One Nation Under God: Yeah, Right!
America often prides itself by calling itself, “one nation under God.”
Other slogans include, “In God We Trust” and “God Bless America.”
But as Ralph Douglas West of The Church Without Walls in Houston paraphrased in so many words, “yeah right.”
If America truly trusts God and considers itself under God’s care or watch, then America would not treat other people, especially from different races and religions, with such heartlessness and carelessness because those two qualities do not represent the God that I serve.
America must serve another god named money, greed, power, racism, sexism, Islamophobia, Christian-phobia and elitism and not my Heavenly Father.
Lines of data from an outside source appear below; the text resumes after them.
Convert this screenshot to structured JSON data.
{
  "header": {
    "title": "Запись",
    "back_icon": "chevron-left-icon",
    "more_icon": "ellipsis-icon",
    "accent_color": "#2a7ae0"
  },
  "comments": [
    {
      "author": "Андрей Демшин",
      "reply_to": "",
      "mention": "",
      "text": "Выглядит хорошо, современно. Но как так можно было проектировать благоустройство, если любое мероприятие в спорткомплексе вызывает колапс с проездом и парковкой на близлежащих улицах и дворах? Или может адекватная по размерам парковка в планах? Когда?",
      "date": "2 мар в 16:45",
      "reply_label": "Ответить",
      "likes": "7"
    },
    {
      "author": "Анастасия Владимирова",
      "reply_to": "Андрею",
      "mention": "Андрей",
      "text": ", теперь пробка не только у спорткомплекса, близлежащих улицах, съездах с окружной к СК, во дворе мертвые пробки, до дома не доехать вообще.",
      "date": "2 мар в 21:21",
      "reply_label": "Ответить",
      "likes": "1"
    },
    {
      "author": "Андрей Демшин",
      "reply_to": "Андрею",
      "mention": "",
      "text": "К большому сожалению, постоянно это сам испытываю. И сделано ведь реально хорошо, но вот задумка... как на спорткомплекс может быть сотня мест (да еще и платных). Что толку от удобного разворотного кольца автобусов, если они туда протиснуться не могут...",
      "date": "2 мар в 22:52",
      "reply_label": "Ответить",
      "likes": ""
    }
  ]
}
If those aforementioned qualities represent America’s god, then I do not want anything to do with that little god with a little “g.”
And in order for America to truly represent what it is supposed to stand for like “liberty and justice for all,” then America needs to truly do some research on the real God, the one they want to bless America.
The 2018 midterm elections disintegrated into one of the most divisive and hateful episodes in American history since the Civil Rights Movement in the 1950s and 1960s.
Campaign rhetoric sounded like the racist rhetoric of politicians and leaders who did not want to let go of the Jim Crow way of life a half century ago.
Leaders who should set an example for the rest of the country have instead purposefully divided the country, which has possibly led to some hate crimes, just because the divisiveness would benefit them at the polls.
Some leaders show more interest in staying in power, even if it becomes permanently detrimental to the country.
And those leaders have whipped the public into such a frenzy that political rallies look like the lynch mobs students saw in the history books as children.
Public officials have encouraged their supporters to punch dissenters in the face.
Political leaders have encouraged people to shoot at migrants who throw rocks.
One candidate for the U.S. House of Representatives even told the Houston Chronicle that victims of the Holocaust, which resulted in the deaths of an exorbitant amount of Jews, should not have been welcomed as refugees in America.
That candidate went on to say that Jewish refugees from the Holocaust should have been handled by the United Nations, even though the United Nations did not come into existence until after World War II under the direction of former President Harry S. Truman.
If certain politicians cannot empathize with people who survived one of the world’s greatest travesties, how can they empathize with Central American migrants escaping a horrible life of oppression and crime?
Sure, some of the migrants might be bad people, but the people running this country consist of a lot of bad people too, therefore they should look out for “their kind.”
And if political candidates do not care about Holocaust survivors, why would any sane person think they would care about their constituents that look different or think differently than them.
But as West said, there is always hope if America truly starts to follow God as opposed to just quoting clichés and slogans.
That hope might not come down from our elected leaders, but one does not have to hold a political position to become a leader.
The Bible says that Christians should respect our leaders.
However, the Bible does not say we have to agree with our leaders.
The Bible does not even say that Christians have to follow the example set by our leaders in politics.
Christians are supposed to be different and stand out.
Christians are supposed to set the example, not follow bad examples.
And like former First Lady Michelle Obama famously said, when they go low, we go high.
When our leaders spew hate, we should return that hate with love.
When our leaders try to divide us by race and religion, we should reach out to people of different races and faith and become their friends.
However, Christians should remain vigilant against any forms of racism, intolerance and hatred.
Christians should be meek, but that does not mean weak.
Christian comedian, actor and radio personality Rickey Smiley told VladTV that he does not believe that turning the other cheek has ever accomplished anything for African-Americans.
But one only has to look back to the Civil Rights Movement to see that turning the other cheek got us to where we are as a people, with equal rights under the law, the right to vote even though voter suppression is very real, and eventually the first African-American president in former President Barack Obama.
While America will remain racist until the end of time, Christian values like turning the other cheek has led to some of our biggest gains as far as equal rights.
But acting violently and ignorantly makes us no better than the leaders we disagree with.
Like the old folks would say, when you wrestle with pigs, you get dirty too.
While those who truly care about our country should still fight fire with fire, they should do so with class and intelligence and not stoop to the level of the uneducated or poorly educated.
Martin Luther King, Jr. once said, “Every man must decide whether he will walk in the light of creative altruism or in the darkness of destructive selfishness.”
Too many of our leaders are only concerned with those who look like them, think like them and come from the same places they come from.
But true leadership, which King stood for, cares for everyone.
Altruism is the unselfish concern for the welfare of others.
And if our leaders do not care about all of their people, then we must look to others around us to be our leaders and use them as examples of what true leadership looks like.
God can use anyone to lead, not just elected officials.
But in order to lead, one has to stand out in the crowd and not behave like the crowd.
Maybe our elected officials will take our lead one day and stand out against hate, racism, sexism and division.